He gets a letter in the post. He knows that the paper is from Eastern Europe. The letter was written by a woman using a Parker iridium nib using royal blue Parker ink. The phone inside the letter has been make to look older. It is brand new. And so forth and so on.
Why can’t doctors use their powers of deduction to get the answers about patients as easily as Sherlock Holmes does?
The process of deduction in medicine is far more complex. There are over 13,000 medical conditions. A patient can have any one or more of these conditions. Some are common and some are very rare.
The conditions might not declare their presence with a full deck of signs and symptoms.
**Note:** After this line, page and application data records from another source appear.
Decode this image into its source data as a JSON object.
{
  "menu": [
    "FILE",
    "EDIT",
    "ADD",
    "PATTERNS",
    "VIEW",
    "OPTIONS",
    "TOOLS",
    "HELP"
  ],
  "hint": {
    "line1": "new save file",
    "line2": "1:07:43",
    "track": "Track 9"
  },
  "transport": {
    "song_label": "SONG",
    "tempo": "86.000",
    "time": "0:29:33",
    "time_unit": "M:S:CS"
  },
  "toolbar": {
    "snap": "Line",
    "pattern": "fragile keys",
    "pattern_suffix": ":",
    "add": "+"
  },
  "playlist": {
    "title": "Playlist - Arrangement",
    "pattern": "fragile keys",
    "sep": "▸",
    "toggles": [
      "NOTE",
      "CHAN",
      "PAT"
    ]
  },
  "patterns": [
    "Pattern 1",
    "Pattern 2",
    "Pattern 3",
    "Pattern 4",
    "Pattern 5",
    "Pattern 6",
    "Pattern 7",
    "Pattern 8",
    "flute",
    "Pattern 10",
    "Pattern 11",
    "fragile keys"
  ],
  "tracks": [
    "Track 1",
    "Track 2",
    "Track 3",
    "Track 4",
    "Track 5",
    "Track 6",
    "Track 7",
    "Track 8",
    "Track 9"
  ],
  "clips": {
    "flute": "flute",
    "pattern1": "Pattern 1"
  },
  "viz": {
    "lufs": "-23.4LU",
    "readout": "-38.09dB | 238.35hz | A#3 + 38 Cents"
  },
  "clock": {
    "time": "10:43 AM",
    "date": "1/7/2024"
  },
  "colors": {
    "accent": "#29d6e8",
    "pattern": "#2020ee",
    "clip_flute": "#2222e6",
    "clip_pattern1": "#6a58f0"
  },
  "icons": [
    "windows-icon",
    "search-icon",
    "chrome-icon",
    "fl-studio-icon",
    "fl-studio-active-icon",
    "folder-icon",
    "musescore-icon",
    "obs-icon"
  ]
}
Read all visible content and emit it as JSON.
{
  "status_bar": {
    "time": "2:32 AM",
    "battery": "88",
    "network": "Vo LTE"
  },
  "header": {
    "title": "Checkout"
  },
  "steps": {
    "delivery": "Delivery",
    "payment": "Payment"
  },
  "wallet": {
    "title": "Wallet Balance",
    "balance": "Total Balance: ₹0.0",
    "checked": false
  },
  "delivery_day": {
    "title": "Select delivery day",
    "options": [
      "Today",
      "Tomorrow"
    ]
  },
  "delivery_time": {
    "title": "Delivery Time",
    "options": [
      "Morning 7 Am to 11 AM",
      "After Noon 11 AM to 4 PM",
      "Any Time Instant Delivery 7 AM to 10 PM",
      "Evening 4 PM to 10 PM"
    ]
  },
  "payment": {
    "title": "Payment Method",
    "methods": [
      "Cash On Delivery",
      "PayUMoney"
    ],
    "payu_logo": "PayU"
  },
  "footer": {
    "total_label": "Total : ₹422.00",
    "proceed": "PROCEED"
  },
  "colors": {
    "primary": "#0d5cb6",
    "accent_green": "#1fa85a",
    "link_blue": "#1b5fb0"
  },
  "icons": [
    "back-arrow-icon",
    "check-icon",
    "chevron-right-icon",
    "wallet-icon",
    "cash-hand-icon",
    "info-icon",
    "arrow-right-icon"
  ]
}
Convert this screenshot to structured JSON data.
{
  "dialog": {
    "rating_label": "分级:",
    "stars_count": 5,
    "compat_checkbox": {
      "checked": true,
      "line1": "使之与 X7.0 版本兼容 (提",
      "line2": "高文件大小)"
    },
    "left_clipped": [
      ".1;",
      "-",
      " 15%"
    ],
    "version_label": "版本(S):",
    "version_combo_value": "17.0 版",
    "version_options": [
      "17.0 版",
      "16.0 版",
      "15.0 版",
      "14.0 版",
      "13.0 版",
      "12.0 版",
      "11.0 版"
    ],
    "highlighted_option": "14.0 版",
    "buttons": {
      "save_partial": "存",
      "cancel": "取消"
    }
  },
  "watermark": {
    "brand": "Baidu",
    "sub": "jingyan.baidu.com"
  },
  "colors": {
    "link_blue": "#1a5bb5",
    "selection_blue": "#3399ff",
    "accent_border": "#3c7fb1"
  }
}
These conditions hide their cards in plain sight.
The information about patients is dynamic. It changes daily or hourly or by the minute. So if you picture patient data, it can look like a swirling mass of numbers.
When doctors use their intuition, gained from many years of experience, they can be challenged and embarassed by their “wild ass” guesses.
When the doctors use rules of thumb, heuristics, they can miss the nuance of the case.
If they only use learnings from the medical literature or evidence, they might miss the key differentiators of the case.
So I would easily take over Sherlock’s job and his science of deduction. It is an easier gig, especially when presented on Masterpiece Mystery theater.